Taxation of gifts is an important concern for churches. Ministers and other church workers often receive gifts, especially around the holiday season. These gifts may consist of a small amount of cash in a Christmas card or a larger sum collected via donation during or before a church service. In other cases, ministries provide benevolent gifts to church employees in times of need. Regardless of the type of gift involved, churches must determine whether the gift is taxable income to the church worker or not.
Classifying Ministry Gifts
Gift cards or cash with a relatively small value that an individual donor gives directly to a minister is generally non-taxable. However, the following characteristics make it more likely for a gift to a minister to be taxable income and thus subject to income tax withholding:
- The money comes from the church’s general fund or is in the nature of a Christmas bonus
- The gift is funded by member donations and flows through church accounts
- The gift is given to a church worker whom the church treats as an independent contractor
- The gift is much more than a token amount
As a result, if your church is giving a “love offering,” pastoral appreciation gift, or Christmas gift to your pastor that is from the congregation as a whole and goes beyond a token amount, it generally is taxable income. There are no major exceptions to this general rule.
Classifying Gifts of Benevolence
Benevolent gifts, or those gifts that a ministry chooses to bestow upon an employee to help with particular needs, generally are taxable income to the employee. Typically, benevolence gifts are designed to help individuals meet needs or obtain resources that they otherwise have no way of obtaining or meeting on their own. The Internal Revenue Service (IRS) considers two factors in determining whether there will be taxation of gifts or if a gift is benevolent:
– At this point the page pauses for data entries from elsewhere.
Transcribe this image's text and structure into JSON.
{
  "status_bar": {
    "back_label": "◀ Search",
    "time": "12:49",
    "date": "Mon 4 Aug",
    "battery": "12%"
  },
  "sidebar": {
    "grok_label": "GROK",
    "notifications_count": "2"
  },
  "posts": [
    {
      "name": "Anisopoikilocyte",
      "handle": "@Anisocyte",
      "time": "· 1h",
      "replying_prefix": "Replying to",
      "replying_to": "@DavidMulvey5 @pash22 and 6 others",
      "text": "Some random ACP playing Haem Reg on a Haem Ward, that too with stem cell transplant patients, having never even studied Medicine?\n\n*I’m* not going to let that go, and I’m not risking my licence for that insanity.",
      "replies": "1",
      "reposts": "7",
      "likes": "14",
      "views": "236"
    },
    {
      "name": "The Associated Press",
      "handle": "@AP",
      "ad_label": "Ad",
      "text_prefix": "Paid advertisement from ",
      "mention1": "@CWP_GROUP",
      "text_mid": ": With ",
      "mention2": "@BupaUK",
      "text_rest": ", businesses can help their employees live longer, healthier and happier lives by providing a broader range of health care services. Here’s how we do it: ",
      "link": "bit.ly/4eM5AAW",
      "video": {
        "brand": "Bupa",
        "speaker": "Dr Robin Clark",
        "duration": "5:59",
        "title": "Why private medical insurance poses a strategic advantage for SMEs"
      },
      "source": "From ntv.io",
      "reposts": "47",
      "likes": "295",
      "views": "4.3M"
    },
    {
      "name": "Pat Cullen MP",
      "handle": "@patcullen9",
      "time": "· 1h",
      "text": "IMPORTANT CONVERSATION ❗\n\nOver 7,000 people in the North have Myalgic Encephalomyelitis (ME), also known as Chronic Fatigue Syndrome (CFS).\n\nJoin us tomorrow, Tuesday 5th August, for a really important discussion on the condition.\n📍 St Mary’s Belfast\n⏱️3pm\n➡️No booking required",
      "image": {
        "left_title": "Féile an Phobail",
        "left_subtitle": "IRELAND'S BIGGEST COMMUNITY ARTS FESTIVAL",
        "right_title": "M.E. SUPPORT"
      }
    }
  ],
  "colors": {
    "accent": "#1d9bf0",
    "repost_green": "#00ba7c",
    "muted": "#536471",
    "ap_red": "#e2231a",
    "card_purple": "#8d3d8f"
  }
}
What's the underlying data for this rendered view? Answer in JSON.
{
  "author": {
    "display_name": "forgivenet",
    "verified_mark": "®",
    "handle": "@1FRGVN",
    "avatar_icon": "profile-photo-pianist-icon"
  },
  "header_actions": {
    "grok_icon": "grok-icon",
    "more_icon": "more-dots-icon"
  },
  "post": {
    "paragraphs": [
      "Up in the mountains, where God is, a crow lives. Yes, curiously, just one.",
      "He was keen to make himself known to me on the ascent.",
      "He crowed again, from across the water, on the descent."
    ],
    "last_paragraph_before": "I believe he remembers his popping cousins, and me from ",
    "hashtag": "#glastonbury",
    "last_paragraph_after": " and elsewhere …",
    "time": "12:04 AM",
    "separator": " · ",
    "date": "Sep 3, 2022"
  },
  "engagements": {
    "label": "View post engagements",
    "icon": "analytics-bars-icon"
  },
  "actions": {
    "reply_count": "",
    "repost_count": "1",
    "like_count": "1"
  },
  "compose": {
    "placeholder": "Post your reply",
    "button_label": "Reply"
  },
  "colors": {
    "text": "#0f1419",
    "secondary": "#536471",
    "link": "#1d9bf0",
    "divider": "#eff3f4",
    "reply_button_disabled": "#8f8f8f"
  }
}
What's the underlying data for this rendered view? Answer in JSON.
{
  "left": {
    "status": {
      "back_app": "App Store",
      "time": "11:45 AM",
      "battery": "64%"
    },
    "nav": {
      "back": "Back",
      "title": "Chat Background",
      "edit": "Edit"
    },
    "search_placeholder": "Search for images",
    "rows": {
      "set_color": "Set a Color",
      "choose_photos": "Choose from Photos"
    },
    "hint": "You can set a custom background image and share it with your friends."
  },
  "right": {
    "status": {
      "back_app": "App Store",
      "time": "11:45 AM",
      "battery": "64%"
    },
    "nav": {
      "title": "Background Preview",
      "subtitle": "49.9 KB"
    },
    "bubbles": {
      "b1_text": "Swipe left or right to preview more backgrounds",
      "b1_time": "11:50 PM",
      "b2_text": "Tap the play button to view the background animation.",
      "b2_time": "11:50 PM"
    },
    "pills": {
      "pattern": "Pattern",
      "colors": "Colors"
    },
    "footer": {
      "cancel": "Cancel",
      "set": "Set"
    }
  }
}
- The type of need, which usually involves health care, food, clothing, housing, or transportation
- The level of need
In most cases, benevolent gifts to staff members are taxable income, no matter whether the ministry pays the gift directly to a service provider or the employee with the need so that they can pay the bill. Therefore, the gift should be included on the staff member’s W-2 form as taxable income at the end of the year.
Churches should avoid giving benevolent gifts to church employees who have significant authority, such as senior pastors. If a ministry gives these gifts to employees who have a substantial say in where the ministry’s money goes, the IRS may impose additional penalties on the gift, whether it is benevolent or not.
One major potential problem with benevolent gifts to church employees is maintaining 501(c)(3) tax-exempt status. The Internal Revenue Code prohibits inurement or using church assets or income to benefit individuals who have a close relationship with the church. Instances of inurement can threaten a church’s tax-exempt status.
Churches and other ministries should strongly consider devising a formal benevolence or hardship program as a preventative measure. This program should have specific guidelines for the individuals and circumstances that qualify for benevolence gifts. By adhering to uniform program standards, limiting gifts to church employees who do not affect the distribution of church funds, and treating gifts to employees as taxable income, churches may be able to avoid these problems.
Call Us Today with Question About Taxation of Gifts
The attorneys and staff at Provident Law have years of experience in advising churches and other religious organizations about taxation of gifts and other federal and state laws that affect their operations. We can evaluate your situation, present your options, and help you make the right decisions for you. Call us today at (480) 388-3343 and learn more about how we can help.